The gospel of Christ is not only the hope for humanity but the great excitement and joy we live in during the present age. All humans can benefit from the gift of Jesus and the power of God to redefine who we are. (Not all do, but that falls under the subject of soteriology). Under this new definition, we are children of God, brothers in Christ, the functional and unified family and body of new humans. (Galatians 3:26, John 1:12, Hebrews 2:11, 1 John 3:12 1 Corinthians 12:12-31, Romans 8:15, 12:4-5, Ephesians 1:5, 2:19, 4:4, 11-13, Galatians 3:26)

Why, then, do some who would define themselves as such not always look like children of God or act like brothers in Christ, but rather as a dysfunctional, broken and deeply flawed band of misfits?

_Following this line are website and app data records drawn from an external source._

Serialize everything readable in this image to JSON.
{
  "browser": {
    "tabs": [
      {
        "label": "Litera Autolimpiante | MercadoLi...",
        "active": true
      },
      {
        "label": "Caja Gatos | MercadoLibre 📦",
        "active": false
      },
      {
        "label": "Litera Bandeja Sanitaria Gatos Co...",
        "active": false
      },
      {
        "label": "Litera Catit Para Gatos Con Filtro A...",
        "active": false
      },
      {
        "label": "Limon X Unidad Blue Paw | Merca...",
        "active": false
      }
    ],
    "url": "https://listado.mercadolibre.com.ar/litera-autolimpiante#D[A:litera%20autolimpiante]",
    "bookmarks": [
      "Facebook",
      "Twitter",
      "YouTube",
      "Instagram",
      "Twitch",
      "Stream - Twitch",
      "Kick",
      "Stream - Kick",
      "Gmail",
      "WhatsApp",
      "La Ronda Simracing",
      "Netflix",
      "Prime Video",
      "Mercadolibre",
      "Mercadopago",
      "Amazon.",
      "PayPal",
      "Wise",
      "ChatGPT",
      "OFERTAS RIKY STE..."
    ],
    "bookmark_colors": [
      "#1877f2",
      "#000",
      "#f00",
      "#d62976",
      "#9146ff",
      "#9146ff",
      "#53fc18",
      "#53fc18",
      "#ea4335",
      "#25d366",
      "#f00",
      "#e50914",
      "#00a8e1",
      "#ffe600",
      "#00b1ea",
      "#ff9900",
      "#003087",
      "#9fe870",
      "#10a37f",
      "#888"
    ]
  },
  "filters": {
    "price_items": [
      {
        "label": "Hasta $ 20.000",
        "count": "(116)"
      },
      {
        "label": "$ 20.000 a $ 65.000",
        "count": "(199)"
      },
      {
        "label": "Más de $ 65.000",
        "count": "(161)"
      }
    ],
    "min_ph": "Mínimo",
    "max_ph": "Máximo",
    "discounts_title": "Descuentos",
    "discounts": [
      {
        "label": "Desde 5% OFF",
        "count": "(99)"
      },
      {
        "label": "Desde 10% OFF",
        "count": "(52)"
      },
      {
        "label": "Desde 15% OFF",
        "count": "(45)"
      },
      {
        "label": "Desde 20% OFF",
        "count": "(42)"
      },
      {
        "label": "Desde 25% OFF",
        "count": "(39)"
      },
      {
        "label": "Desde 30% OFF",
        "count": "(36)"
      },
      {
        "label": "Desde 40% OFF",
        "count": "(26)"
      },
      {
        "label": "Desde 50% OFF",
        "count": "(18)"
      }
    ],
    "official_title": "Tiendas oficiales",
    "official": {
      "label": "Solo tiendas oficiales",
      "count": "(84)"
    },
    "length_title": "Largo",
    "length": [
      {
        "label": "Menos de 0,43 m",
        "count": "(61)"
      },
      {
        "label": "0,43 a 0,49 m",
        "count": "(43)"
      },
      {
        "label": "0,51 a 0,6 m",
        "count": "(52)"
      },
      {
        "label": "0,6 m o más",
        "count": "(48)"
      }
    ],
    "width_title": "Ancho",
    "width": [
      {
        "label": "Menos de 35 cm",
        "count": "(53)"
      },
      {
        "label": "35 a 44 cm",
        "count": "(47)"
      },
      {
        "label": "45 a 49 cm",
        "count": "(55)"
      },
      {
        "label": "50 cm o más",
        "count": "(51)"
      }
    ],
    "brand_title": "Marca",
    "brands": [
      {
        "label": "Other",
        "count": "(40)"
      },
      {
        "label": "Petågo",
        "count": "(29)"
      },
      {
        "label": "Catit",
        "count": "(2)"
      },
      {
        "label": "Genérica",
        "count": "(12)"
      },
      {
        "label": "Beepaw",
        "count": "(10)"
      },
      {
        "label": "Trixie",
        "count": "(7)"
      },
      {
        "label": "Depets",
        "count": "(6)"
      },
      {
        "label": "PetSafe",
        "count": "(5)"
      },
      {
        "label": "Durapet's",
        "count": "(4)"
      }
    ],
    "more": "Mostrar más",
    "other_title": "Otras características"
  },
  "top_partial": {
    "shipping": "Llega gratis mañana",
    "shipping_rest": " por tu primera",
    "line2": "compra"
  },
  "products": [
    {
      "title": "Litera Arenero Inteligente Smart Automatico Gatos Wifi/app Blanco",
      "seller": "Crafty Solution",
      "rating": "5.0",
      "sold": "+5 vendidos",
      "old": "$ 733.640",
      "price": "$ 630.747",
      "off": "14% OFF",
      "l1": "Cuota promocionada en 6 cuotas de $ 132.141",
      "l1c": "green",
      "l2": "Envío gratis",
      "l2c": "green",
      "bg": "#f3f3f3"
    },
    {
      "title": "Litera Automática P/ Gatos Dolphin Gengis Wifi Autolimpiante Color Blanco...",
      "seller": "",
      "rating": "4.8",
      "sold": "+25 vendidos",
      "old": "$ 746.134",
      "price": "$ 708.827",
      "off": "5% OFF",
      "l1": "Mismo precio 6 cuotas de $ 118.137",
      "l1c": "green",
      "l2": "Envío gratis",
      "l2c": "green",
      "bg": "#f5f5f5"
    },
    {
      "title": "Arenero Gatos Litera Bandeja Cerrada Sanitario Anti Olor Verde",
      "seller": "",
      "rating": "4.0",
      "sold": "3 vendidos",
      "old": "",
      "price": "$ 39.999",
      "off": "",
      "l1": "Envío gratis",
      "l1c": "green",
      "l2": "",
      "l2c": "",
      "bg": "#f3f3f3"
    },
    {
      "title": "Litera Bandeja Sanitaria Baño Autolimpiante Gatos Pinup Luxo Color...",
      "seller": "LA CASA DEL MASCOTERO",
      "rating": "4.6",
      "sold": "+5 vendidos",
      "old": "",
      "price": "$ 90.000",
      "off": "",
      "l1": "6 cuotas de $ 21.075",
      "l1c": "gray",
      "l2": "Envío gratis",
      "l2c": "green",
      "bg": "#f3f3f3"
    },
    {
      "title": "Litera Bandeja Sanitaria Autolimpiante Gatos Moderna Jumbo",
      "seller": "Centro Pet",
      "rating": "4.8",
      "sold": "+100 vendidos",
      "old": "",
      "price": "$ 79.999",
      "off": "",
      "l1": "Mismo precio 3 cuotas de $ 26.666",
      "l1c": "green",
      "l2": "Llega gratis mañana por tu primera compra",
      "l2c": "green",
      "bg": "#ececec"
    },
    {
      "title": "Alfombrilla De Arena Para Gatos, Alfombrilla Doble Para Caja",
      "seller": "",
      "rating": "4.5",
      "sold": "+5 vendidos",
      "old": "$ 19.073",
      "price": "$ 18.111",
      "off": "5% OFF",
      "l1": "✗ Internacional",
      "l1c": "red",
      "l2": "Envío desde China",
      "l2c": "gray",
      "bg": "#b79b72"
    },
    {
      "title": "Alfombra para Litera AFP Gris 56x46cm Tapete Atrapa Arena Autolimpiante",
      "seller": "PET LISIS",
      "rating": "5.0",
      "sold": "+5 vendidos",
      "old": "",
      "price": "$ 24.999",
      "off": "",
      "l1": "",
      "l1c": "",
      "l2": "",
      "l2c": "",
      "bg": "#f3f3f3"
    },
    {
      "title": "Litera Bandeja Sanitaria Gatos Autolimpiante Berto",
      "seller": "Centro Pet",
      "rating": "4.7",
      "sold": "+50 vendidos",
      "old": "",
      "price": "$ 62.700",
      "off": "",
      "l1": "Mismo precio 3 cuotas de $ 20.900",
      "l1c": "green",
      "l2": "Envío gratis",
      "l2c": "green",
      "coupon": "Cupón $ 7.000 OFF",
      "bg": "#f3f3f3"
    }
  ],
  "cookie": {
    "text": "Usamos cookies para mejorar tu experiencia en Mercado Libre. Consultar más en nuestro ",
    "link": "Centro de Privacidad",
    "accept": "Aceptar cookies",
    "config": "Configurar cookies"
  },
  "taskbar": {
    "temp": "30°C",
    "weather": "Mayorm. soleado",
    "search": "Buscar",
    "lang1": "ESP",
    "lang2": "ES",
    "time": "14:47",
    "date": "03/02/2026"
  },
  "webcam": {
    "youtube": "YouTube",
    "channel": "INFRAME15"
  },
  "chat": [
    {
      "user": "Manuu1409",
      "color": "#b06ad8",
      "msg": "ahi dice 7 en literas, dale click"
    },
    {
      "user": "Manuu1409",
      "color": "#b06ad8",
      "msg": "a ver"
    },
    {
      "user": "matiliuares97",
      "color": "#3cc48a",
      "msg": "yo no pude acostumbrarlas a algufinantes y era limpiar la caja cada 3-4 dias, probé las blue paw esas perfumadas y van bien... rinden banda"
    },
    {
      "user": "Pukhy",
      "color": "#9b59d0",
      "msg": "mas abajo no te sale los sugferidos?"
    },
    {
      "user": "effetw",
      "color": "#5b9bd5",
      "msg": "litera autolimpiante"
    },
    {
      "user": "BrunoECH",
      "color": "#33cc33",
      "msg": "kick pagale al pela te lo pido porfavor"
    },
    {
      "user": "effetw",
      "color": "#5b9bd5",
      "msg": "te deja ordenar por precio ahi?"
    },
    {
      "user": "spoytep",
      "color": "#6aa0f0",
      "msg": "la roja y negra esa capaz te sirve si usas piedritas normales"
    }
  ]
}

This contradiction exists because even the spiritually reborn have yet to be physically reborn. God’s work is not yet complete. We may be in one of the final chapters, but there are pages written that have yet to come. To go much further would be to trespass upon the subject of eschatology, but I believe it should be mentioned that we are not the “final product.” That is the hope we have in what is yet to come, because humans in the present day are indeed deeply flawed and imperfect. Even the spiritually reborn at times succumb to the temptations and habits of their innate depravity. However, the promise we have is of an eternal life that extends beyond the eventual death and decay of our current bodies, and into a new body that will not be tarnished by sin. (Romans 7:14-25, 8:18-21, Philippians 1:6, Revelation 21:3-4, Isaiah 65:17-25, 66:22-23, Matthew 19:28, 2 Peter 3:7-13)